An Ambitious, but Fine First Production from Sad Ibsen Theatre

Thomas Volpe

Staff Writer

Exiles is James Joyce’s only published play. While the world knows him as a one of the great novelists, this traditional, three-act play, inspired by the Norwegian playwright Henrik Ibsen (of whom Joyce admired), shows that his playwriting chops were also not without merit.

The play features a pair of rather complicated love triangles. Richard Rowan (George Kiriakapulos) is an Irish writer living in Dublin with his wife Bertha (Tiffani Anderson-Davies). The couple’s childhood friend, Robert Hand (Benjamin Diamond Coles), is a journalist. The three have known each other for almost a decade, and throughout these years, Robert has not-so-subtly expressed his fondness for Bertha and his resentment in her choosing Richard over him when they all first met. Also in the mix is Robert’s cousin, Beatrice Justice (Ashley Stevens), a woman who has had relations with her cousin while hiding her affections for Richard at the same time. It’s not a simple setup, and it is made less clear by the characters’ unwillingness to make their feelings expressly known, but it certainly makes for an interesting story.

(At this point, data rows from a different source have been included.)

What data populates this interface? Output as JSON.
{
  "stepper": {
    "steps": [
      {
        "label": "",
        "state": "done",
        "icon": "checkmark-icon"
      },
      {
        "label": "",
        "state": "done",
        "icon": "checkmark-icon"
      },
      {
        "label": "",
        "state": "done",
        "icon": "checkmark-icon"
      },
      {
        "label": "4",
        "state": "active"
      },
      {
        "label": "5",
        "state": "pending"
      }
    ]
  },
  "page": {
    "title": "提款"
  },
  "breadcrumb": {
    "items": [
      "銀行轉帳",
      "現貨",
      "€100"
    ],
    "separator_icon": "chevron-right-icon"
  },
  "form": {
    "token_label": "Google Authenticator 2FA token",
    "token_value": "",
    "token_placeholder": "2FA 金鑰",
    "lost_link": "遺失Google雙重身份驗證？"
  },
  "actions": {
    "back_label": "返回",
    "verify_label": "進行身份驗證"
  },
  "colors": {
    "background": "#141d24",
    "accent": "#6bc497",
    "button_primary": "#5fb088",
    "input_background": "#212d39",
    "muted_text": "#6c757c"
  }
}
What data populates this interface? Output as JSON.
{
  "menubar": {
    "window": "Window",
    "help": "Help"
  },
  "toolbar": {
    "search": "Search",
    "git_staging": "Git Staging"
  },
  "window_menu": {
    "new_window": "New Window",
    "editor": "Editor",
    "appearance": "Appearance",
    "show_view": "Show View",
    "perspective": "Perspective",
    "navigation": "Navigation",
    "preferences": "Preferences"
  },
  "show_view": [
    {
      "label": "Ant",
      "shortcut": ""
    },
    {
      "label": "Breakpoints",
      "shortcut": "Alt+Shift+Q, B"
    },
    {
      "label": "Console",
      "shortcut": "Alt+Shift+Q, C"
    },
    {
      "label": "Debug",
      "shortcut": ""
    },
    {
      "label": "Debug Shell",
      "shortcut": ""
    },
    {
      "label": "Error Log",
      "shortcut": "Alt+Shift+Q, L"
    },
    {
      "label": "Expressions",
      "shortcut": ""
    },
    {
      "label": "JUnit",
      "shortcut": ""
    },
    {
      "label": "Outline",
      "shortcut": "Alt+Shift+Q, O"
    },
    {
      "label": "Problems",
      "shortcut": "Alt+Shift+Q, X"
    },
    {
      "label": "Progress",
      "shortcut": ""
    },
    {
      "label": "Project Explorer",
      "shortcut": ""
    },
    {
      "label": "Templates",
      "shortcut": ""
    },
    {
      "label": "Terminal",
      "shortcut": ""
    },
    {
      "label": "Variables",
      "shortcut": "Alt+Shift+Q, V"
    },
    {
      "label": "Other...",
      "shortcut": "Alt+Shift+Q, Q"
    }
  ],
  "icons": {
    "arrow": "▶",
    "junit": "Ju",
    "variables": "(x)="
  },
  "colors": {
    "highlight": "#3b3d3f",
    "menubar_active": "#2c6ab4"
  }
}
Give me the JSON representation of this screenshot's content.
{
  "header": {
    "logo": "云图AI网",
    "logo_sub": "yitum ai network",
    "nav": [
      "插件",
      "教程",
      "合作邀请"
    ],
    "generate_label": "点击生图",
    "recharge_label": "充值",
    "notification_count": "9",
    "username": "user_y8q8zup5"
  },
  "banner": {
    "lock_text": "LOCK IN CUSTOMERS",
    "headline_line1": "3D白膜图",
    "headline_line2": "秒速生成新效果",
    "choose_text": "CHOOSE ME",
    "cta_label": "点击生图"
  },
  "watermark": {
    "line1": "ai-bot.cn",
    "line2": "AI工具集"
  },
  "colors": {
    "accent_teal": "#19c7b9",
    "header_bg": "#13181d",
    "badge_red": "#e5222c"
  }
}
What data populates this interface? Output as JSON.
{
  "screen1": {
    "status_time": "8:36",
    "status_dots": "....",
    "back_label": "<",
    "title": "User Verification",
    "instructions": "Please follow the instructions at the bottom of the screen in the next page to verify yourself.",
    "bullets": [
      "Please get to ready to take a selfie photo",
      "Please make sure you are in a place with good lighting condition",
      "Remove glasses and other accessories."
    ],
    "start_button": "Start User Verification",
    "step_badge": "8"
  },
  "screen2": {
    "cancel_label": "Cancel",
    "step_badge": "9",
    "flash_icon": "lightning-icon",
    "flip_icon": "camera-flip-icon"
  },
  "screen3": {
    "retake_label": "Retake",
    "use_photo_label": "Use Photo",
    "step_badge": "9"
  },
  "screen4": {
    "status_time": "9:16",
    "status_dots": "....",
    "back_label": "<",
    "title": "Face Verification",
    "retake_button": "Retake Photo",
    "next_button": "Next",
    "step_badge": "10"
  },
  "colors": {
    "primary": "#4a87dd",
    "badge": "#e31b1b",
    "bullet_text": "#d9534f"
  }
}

The production itself is simply staged (set design by Megan Apa), in juxtaposition with its intricate, weaving plot. A quaint living room setup, with a loveseat, chair and table, provides a setting for these friends and lovers to lay bare the emotional entanglements that are their lives. Kiriakapulos in the lead role as Richard Rowan, is a brooding presence onstage. Richard is clearly a thinker, a man of ideas, but not one who advocates those ideas without careful consideration. This is the very opposite of his friend, Robert, who is brash and emotional. The scenes with Kiriakapulos and Coles are among the finest in the play, as these duelling personalities clash time and again throughout the production.

Exiles is an ambitious first production for Sad Ibsen Theatre, perhaps not in scale but definitely in complexity. At rare times during the show, things waver and teeter, but at other times, you might seem nervous to breathe. It’s a good first start for what looks like a promising company, and if you’re a fan of Joyce at all, you will certainly leave satisfied.

Directed by Ryan Borochovitz, Exiles runs until Jan. 31 on select days. Visit for specific dates and times. Tickets are $20 or $15 for students/artists. Buy at the door or call 416-845-9411 to order.